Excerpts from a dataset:

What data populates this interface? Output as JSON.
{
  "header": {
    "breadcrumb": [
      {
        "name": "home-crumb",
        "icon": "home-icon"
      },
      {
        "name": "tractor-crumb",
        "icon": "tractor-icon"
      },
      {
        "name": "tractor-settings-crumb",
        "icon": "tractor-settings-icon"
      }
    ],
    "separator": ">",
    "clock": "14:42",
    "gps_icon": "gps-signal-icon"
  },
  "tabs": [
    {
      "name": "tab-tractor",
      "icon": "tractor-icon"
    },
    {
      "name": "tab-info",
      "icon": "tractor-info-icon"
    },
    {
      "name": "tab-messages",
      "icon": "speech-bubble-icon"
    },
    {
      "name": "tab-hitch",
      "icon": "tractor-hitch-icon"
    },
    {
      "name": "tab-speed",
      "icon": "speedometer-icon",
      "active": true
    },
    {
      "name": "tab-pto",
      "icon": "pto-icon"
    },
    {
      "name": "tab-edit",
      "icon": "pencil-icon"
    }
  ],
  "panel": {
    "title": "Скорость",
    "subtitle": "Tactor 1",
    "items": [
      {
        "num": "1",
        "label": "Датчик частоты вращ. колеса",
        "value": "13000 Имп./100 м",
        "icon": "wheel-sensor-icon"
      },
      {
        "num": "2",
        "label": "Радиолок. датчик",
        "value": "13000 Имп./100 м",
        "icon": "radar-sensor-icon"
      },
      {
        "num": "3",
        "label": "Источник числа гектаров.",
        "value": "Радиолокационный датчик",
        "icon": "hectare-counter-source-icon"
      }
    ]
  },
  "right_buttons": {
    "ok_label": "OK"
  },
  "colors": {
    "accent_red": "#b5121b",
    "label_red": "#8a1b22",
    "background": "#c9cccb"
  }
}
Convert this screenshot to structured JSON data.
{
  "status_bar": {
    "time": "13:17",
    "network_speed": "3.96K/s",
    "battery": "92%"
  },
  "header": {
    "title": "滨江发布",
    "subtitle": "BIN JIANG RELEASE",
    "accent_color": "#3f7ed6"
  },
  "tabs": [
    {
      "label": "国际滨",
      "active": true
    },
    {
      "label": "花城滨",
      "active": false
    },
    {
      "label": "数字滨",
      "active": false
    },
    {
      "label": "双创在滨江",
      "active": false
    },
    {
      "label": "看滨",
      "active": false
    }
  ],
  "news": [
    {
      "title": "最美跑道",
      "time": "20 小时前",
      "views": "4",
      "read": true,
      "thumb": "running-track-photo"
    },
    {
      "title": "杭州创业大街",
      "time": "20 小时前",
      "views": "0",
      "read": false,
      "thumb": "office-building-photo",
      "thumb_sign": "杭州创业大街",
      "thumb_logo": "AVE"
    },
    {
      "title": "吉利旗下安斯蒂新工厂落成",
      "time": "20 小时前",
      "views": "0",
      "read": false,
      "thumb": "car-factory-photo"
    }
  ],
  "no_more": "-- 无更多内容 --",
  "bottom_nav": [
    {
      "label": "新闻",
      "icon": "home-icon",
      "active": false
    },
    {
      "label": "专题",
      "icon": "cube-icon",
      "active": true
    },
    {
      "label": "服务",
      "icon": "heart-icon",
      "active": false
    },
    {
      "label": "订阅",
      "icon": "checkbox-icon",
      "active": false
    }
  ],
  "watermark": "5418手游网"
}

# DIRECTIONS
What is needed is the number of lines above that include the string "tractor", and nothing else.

# OUTPUT OF THE EXERCISE
8